Rising Strong by Brené Brown // My Anticipation Was Really Worth It

Friday, 8 July 2016
Rising Strong, by Brené Brown
Publication: August 25, 2015, by Spiegel and Grau
Genre: Non-Fiction
Pages: 336
Format: ARC
Source: BEA/Publisher

The physics of vulnerability is simple: If we are brave enough often enough, we will fall. The author of the #1 New York Times bestsellers Daring Greatly and The Gifts of Imperfection tells us what it takes to get back up, and how owning our stories of disappointment, failure, and heartbreak gives us the power to write a daring new ending. Struggle, Brené Brown writes, can be our greatest call to courage, and rising strong our clearest path to deeper meaning, wisdom, and hope.

My Thoughts:

I normally never have the chance to pick up non-fiction books like this that focus on psychology or actual real concepts like bravery, but thanks to BookExpo America in 2015, I had the chance to read this highly anticipated read of mine. Ever since I entered high school, I have been really interested in psychology and the way that the human mind works and how we intake emotions and let them out. Brené Brown's new book was a real buzz book at BEA last year, with a huge media showcase where the stairs at the Javis Center were even covered with the cover of this book. The cover is pretty bland, a few colours in an ombré kind of showcase, but I didn't read this for some kind of signs of Young Adult fiction. This is a real book, the realest out of the real. This book is about leaping for chances, having courage, and showing that everyone undergoes anxiety from time to time, even adults who seem to show that they have succeeded in life, just like Brené has. She is such an intelligent writer and person, and seriously, Rising Strong was fabulous.

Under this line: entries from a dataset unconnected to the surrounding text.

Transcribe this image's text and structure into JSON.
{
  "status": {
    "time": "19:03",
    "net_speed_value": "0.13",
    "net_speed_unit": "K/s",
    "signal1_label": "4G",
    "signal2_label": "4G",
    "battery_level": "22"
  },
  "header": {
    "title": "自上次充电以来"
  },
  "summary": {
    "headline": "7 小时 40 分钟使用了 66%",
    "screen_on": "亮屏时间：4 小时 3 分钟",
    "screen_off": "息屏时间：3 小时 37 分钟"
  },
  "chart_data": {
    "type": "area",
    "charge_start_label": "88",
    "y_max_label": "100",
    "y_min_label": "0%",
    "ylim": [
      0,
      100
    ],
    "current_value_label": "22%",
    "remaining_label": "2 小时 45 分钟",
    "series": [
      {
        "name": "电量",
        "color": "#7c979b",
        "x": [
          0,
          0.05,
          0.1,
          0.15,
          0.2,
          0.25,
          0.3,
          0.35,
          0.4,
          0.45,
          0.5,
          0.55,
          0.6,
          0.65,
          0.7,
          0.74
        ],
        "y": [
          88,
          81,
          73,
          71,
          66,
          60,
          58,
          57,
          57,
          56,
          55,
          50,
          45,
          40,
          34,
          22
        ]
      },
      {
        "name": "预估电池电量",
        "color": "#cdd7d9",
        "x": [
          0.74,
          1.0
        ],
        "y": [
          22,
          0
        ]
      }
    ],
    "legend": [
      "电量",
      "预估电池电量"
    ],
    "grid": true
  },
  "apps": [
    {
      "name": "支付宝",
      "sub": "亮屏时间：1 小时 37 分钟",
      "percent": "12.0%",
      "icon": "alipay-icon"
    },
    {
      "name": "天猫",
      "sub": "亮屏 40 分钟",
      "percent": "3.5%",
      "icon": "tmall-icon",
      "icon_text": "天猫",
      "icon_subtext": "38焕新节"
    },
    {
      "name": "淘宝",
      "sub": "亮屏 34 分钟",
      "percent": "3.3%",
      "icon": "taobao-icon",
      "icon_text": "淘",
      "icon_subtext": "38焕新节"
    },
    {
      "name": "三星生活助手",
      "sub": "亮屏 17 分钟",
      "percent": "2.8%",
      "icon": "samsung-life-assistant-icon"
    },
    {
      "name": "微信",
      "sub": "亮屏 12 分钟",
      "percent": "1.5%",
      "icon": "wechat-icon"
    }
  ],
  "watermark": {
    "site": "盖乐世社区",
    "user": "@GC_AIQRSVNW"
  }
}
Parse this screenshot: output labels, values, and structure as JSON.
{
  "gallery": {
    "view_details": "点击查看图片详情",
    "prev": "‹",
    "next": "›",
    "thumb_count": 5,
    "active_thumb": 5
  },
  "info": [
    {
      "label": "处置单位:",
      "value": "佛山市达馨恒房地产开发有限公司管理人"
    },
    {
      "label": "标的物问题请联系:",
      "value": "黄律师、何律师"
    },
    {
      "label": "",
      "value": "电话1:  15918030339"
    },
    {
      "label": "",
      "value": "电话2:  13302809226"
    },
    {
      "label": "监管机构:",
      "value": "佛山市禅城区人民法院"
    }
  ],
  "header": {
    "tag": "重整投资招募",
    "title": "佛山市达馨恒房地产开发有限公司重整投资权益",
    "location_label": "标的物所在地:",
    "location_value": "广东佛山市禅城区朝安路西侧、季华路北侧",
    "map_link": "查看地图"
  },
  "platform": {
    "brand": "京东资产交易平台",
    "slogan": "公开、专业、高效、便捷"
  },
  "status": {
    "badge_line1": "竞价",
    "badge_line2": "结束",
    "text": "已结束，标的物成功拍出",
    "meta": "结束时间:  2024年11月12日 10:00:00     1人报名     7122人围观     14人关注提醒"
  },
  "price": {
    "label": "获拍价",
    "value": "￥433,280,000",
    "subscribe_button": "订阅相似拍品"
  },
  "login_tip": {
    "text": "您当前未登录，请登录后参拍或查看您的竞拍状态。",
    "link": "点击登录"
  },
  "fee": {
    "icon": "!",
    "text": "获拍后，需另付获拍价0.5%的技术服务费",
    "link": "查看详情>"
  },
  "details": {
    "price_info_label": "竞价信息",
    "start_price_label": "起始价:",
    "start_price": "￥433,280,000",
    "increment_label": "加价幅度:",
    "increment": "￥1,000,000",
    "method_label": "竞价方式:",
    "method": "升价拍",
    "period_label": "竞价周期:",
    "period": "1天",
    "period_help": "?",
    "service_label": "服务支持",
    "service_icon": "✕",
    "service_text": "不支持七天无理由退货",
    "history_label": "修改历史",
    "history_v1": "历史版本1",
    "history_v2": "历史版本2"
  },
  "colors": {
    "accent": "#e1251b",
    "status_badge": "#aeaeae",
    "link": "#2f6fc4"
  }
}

Each one of Brené's books, as she mentioned in this one, focuses on a different concept of the human mind. There is one about daring, one about imperfection (which I should take a look at, since I am a perfectionist) and this one rolls into strength, especially emotional and mental strength. Some authors prove their "points" or "theses" by simple research, which I adore, but sometimes it takes such a turn where it is strict info-dumping. Brené uses real-life situations that she or some people she knows have undergone. I love that. It proves that everyone has moments of rising strong and a fall. 

"We've all fallen, and we have the skinned knees and bruised hearts to prove it. But scars are easier to talk about than they are to show, with all the remembered feelings laid bare. And rarely do we see wounds that are in the process of healing. I'm not sure if it's because we feel too much shame to let anyone see a process as intimate as overcoming hurt, or if it's because even when we muster the courage to share our still-incomplete healing, people reflexively look away" (xxiv).

Rising Strong is just such a new read for me and I have fallen in love with the genre of psychology and self-help. Not because I need the help or anything (okay, sometimes) but I love the heart-to-heart analysis of the situations that we have to go through in life. Brené talks about her kids, husband, family and how they affect the way she lives today. I could see why her books are highly praised. I read this book at school in English class, but not for the class itself. I read it because my teacher had us bring in a silent reading novel and I chose this, knowing that (a) it'll make me look smart (haha) and (b) it's the perfect way for me to enjoy it, at an educational environment. My friends were kind of shocked that I was reading it because it's normally not my cup of tea; I tend to stay within the YA genre. I loved it from the start.

You won't understand everything about the physics of vulnerability, but it makes a lot of sense when you put it into perspective, or into Brené's perspective. This is a book that'll make you want to take notes and go back to them one day. It's just that smart. I am really looking forward to reading Brown's other works and perhaps seeing the acclaimed TED talk she gave on this subject.

"I love maps not because they dictate the route or tell me when or how to travel, but simply because they mark the waypoints I will eventually visit. Knowing that these places exist and that they are well traveled, even if they are unexplored by me, is powerful" (39).

Rising Strong expresses the physics of vulnerability and how each of us have it inside of us. We have to rise strong, and this book seriously taught us how to do it. This is definitely recommended to those who just want to sit with a book and really, really enjoy it.

*A review copy was provided by the publisher via BookExpo America in exchange for a honest review. Thank you so much!*

What are some other good self-help books, or books about psychology? Have you seen Brené's TED talk or read any of her books?

No comments :

Post a Comment

I love comments, I always read them, they always make my day and help me improve my posts. Thank you!